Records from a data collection
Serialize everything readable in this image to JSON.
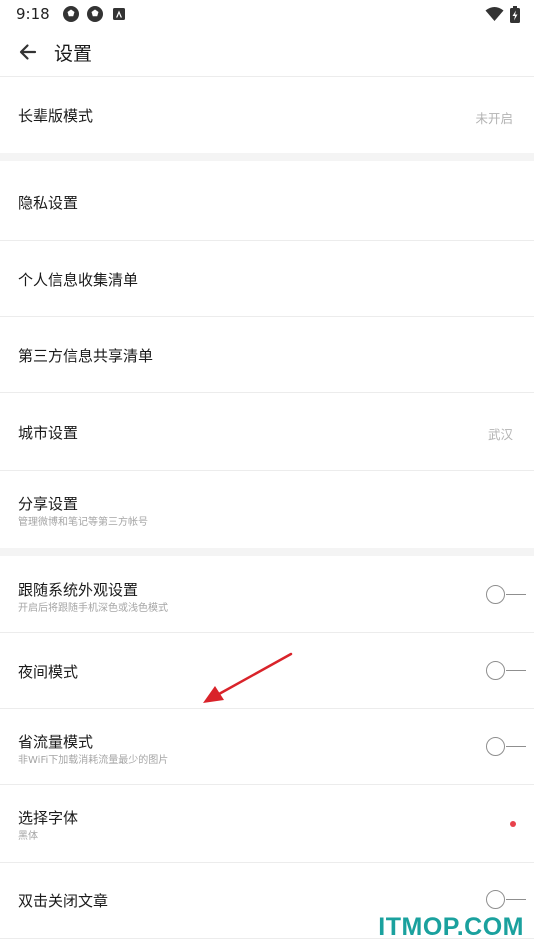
{
  "status_bar": {
    "time": "9:18",
    "icons": [
      "soccer-ball-icon",
      "soccer-ball-icon",
      "app-a-icon"
    ],
    "right_icons": [
      "wifi-icon",
      "battery-charging-icon"
    ]
  },
  "app_bar": {
    "back_icon": "arrow-left-icon",
    "title": "设置"
  },
  "rows": {
    "elder_mode": {
      "label": "长辈版模式",
      "value": "未开启"
    },
    "privacy": {
      "label": "隐私设置"
    },
    "personal_info_list": {
      "label": "个人信息收集清单"
    },
    "third_party_list": {
      "label": "第三方信息共享清单"
    },
    "city": {
      "label": "城市设置",
      "value": "武汉"
    },
    "share": {
      "label": "分享设置",
      "sub": "管理微博和笔记等第三方帐号"
    },
    "follow_system": {
      "label": "跟随系统外观设置",
      "sub": "开启后将跟随手机深色或浅色模式",
      "on": false
    },
    "night_mode": {
      "label": "夜间模式",
      "on": false
    },
    "data_saver": {
      "label": "省流量模式",
      "sub": "非WiFi下加载消耗流量最少的图片",
      "on": false
    },
    "font": {
      "label": "选择字体",
      "sub": "黑体"
    },
    "double_tap_close": {
      "label": "双击关闭文章",
      "on": false
    }
  },
  "colors": {
    "accent_dot": "#e8414b",
    "watermark": "#1aa19e",
    "annotation_arrow": "#d9232a"
  },
  "watermark": "ITMOP.COM"
}
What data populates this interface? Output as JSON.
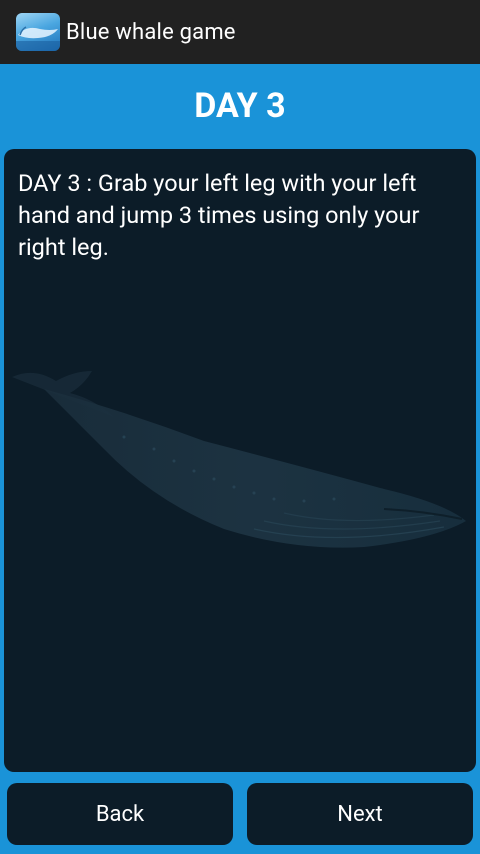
{
  "app_bar": {
    "title": "Blue whale game",
    "icon": "blue-whale-app-icon"
  },
  "day": {
    "heading": "DAY 3",
    "challenge_text": "DAY 3 : Grab your left leg with your left hand and jump 3 times using only your right leg.",
    "background_image": "whale-silhouette"
  },
  "navigation": {
    "back_label": "Back",
    "next_label": "Next"
  },
  "colors": {
    "page_background": "#1a93d8",
    "app_bar": "#212121",
    "card_background": "#0c1c28",
    "text": "#ffffff"
  }
}
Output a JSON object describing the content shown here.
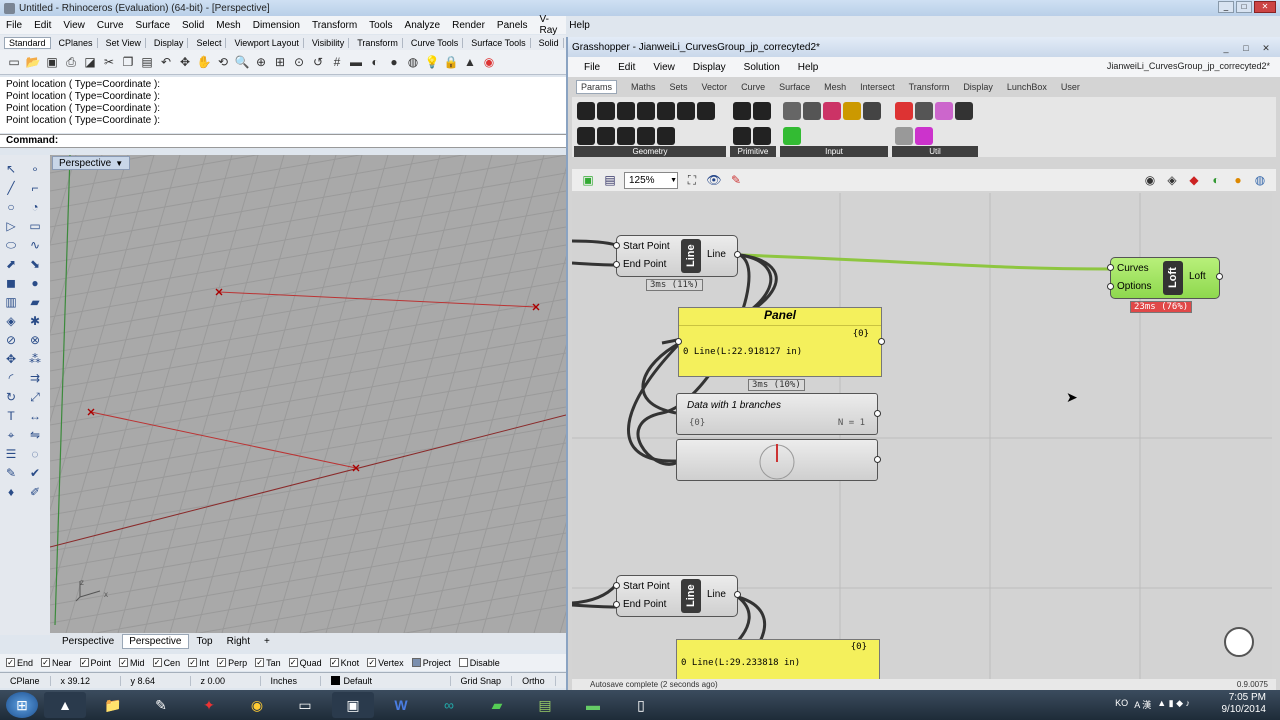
{
  "rhino": {
    "title": "Untitled - Rhinoceros (Evaluation) (64-bit) - [Perspective]",
    "menu": [
      "File",
      "Edit",
      "View",
      "Curve",
      "Surface",
      "Solid",
      "Mesh",
      "Dimension",
      "Transform",
      "Tools",
      "Analyze",
      "Render",
      "Panels",
      "V-Ray",
      "Help"
    ],
    "tabs": [
      "Standard",
      "CPlanes",
      "Set View",
      "Display",
      "Select",
      "Viewport Layout",
      "Visibility",
      "Transform",
      "Curve Tools",
      "Surface Tools",
      "Solid"
    ],
    "history": [
      "Point location ( Type=Coordinate ):",
      "Point location ( Type=Coordinate ):",
      "Point location ( Type=Coordinate ):",
      "Point location ( Type=Coordinate ):"
    ],
    "command_label": "Command:",
    "viewport_label": "Perspective",
    "viewport_tabs": [
      "Perspective",
      "Perspective",
      "Top",
      "Right",
      "+"
    ],
    "osnaps": [
      {
        "label": "End",
        "checked": true
      },
      {
        "label": "Near",
        "checked": true
      },
      {
        "label": "Point",
        "checked": true
      },
      {
        "label": "Mid",
        "checked": true
      },
      {
        "label": "Cen",
        "checked": true
      },
      {
        "label": "Int",
        "checked": true
      },
      {
        "label": "Perp",
        "checked": true
      },
      {
        "label": "Tan",
        "checked": true
      },
      {
        "label": "Quad",
        "checked": true
      },
      {
        "label": "Knot",
        "checked": true
      },
      {
        "label": "Vertex",
        "checked": true
      },
      {
        "label": "Project",
        "checked": false
      },
      {
        "label": "Disable",
        "checked": false
      }
    ],
    "status": {
      "cplane": "CPlane",
      "x": "x 39.12",
      "y": "y 8.64",
      "z": "z 0.00",
      "units": "Inches",
      "layer": "Default",
      "gridsnap": "Grid Snap",
      "ortho": "Ortho"
    }
  },
  "gh": {
    "title": "Grasshopper - JianweiLi_CurvesGroup_jp_correcyted2*",
    "file": "JianweiLi_CurvesGroup_jp_correcyted2*",
    "menu": [
      "File",
      "Edit",
      "View",
      "Display",
      "Solution",
      "Help"
    ],
    "tabs": [
      "Params",
      "Maths",
      "Sets",
      "Vector",
      "Curve",
      "Surface",
      "Mesh",
      "Intersect",
      "Transform",
      "Display",
      "LunchBox",
      "User"
    ],
    "groups": [
      "Geometry",
      "Primitive",
      "Input",
      "Util"
    ],
    "zoom": "125%",
    "line1": {
      "in1": "Start Point",
      "in2": "End Point",
      "name": "Line",
      "out": "Line",
      "time": "3ms (11%)"
    },
    "loft": {
      "in1": "Curves",
      "in2": "Options",
      "name": "Loft",
      "out": "Loft",
      "time": "23ms (76%)"
    },
    "panel1": {
      "title": "Panel",
      "path": "{0}",
      "row": "0 Line(L:22.918127 in)",
      "time": "3ms (10%)"
    },
    "data": {
      "title": "Data with 1 branches",
      "path": "{0}",
      "count": "N = 1"
    },
    "line2": {
      "in1": "Start Point",
      "in2": "End Point",
      "name": "Line",
      "out": "Line"
    },
    "panel2": {
      "path": "{0}",
      "row": "0 Line(L:29.233818 in)"
    },
    "status": "Autosave complete (2 seconds ago)",
    "version": "0.9.0075"
  },
  "taskbar": {
    "lang": "KO",
    "ime": "A 漢",
    "time": "7:05 PM",
    "date": "9/10/2014"
  }
}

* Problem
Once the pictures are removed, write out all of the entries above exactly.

* Output for this exercise
Serialize everything readable in this image to JSON.
{
  "status_bar": {
    "time": "9:18",
    "icons": [
      "soccer-ball-icon",
      "soccer-ball-icon",
      "app-a-icon"
    ],
    "right_icons": [
      "wifi-icon",
      "battery-charging-icon"
    ]
  },
  "app_bar": {
    "back_icon": "arrow-left-icon",
    "title": "设置"
  },
  "rows": {
    "elder_mode": {
      "label": "长辈版模式",
      "value": "未开启"
    },
    "privacy": {
      "label": "隐私设置"
    },
    "personal_info_list": {
      "label": "个人信息收集清单"
    },
    "third_party_list": {
      "label": "第三方信息共享清单"
    },
    "city": {
      "label": "城市设置",
      "value": "武汉"
    },
    "share": {
      "label": "分享设置",
      "sub": "管理微博和笔记等第三方帐号"
    },
    "follow_system": {
      "label": "跟随系统外观设置",
      "sub": "开启后将跟随手机深色或浅色模式",
      "on": false
    },
    "night_mode": {
      "label": "夜间模式",
      "on": false
    },
    "data_saver": {
      "label": "省流量模式",
      "sub": "非WiFi下加载消耗流量最少的图片",
      "on": false
    },
    "font": {
      "label": "选择字体",
      "sub": "黑体"
    },
    "double_tap_close": {
      "label": "双击关闭文章",
      "on": false
    }
  },
  "colors": {
    "accent_dot": "#e8414b",
    "watermark": "#1aa19e",
    "annotation_arrow": "#d9232a"
  },
  "watermark": "ITMOP.COM"
}
What data populates this interface? Output as JSON.
{
  "app_bar": {
    "title": "Blue whale game",
    "icon": "blue-whale-app-icon"
  },
  "day": {
    "heading": "DAY 3",
    "challenge_text": "DAY 3 : Grab your left leg with your left hand and jump 3 times using only your right leg.",
    "background_image": "whale-silhouette"
  },
  "navigation": {
    "back_label": "Back",
    "next_label": "Next"
  },
  "colors": {
    "page_background": "#1a93d8",
    "app_bar": "#212121",
    "card_background": "#0c1c28",
    "text": "#ffffff"
  }
}
Output a JSON object describing the content shown here.
{
  "rhino": {
    "title": "Untitled - Rhinoceros (Evaluation) (64-bit) - [Perspective]",
    "menu": [
      "File",
      "Edit",
      "View",
      "Curve",
      "Surface",
      "Solid",
      "Mesh",
      "Dimension",
      "Transform",
      "Tools",
      "Analyze",
      "Render",
      "Panels",
      "V-Ray",
      "Help"
    ],
    "tabs": [
      "Standard",
      "CPlanes",
      "Set View",
      "Display",
      "Select",
      "Viewport Layout",
      "Visibility",
      "Transform",
      "Curve Tools",
      "Surface Tools",
      "Solid"
    ],
    "history": [
      "Point location ( Type=Coordinate ):",
      "Point location ( Type=Coordinate ):",
      "Point location ( Type=Coordinate ):",
      "Point location ( Type=Coordinate ):"
    ],
    "command_label": "Command:",
    "viewport_label": "Perspective",
    "viewport_tabs": [
      "Perspective",
      "Perspective",
      "Top",
      "Right",
      "+"
    ],
    "osnaps": [
      {
        "label": "End",
        "checked": true
      },
      {
        "label": "Near",
        "checked": true
      },
      {
        "label": "Point",
        "checked": true
      },
      {
        "label": "Mid",
        "checked": true
      },
      {
        "label": "Cen",
        "checked": true
      },
      {
        "label": "Int",
        "checked": true
      },
      {
        "label": "Perp",
        "checked": true
      },
      {
        "label": "Tan",
        "checked": true
      },
      {
        "label": "Quad",
        "checked": true
      },
      {
        "label": "Knot",
        "checked": true
      },
      {
        "label": "Vertex",
        "checked": true
      },
      {
        "label": "Project",
        "checked": false
      },
      {
        "label": "Disable",
        "checked": false
      }
    ],
    "status": {
      "cplane": "CPlane",
      "x": "x 39.12",
      "y": "y 8.64",
      "z": "z 0.00",
      "units": "Inches",
      "layer": "Default",
      "gridsnap": "Grid Snap",
      "ortho": "Ortho"
    }
  },
  "gh": {
    "title": "Grasshopper - JianweiLi_CurvesGroup_jp_correcyted2*",
    "file": "JianweiLi_CurvesGroup_jp_correcyted2*",
    "menu": [
      "File",
      "Edit",
      "View",
      "Display",
      "Solution",
      "Help"
    ],
    "tabs": [
      "Params",
      "Maths",
      "Sets",
      "Vector",
      "Curve",
      "Surface",
      "Mesh",
      "Intersect",
      "Transform",
      "Display",
      "LunchBox",
      "User"
    ],
    "groups": [
      "Geometry",
      "Primitive",
      "Input",
      "Util"
    ],
    "zoom": "125%",
    "line1": {
      "in1": "Start Point",
      "in2": "End Point",
      "name": "Line",
      "out": "Line",
      "time": "3ms (11%)"
    },
    "loft": {
      "in1": "Curves",
      "in2": "Options",
      "name": "Loft",
      "out": "Loft",
      "time": "23ms (76%)"
    },
    "panel1": {
      "title": "Panel",
      "path": "{0}",
      "row": "0 Line(L:22.918127 in)",
      "time": "3ms (10%)"
    },
    "data": {
      "title": "Data with 1 branches",
      "path": "{0}",
      "count": "N = 1"
    },
    "line2": {
      "in1": "Start Point",
      "in2": "End Point",
      "name": "Line",
      "out": "Line"
    },
    "panel2": {
      "path": "{0}",
      "row": "0 Line(L:29.233818 in)"
    },
    "status": "Autosave complete (2 seconds ago)",
    "version": "0.9.0075"
  },
  "taskbar": {
    "lang": "KO",
    "ime": "A 漢",
    "time": "7:05 PM",
    "date": "9/10/2014"
  }
}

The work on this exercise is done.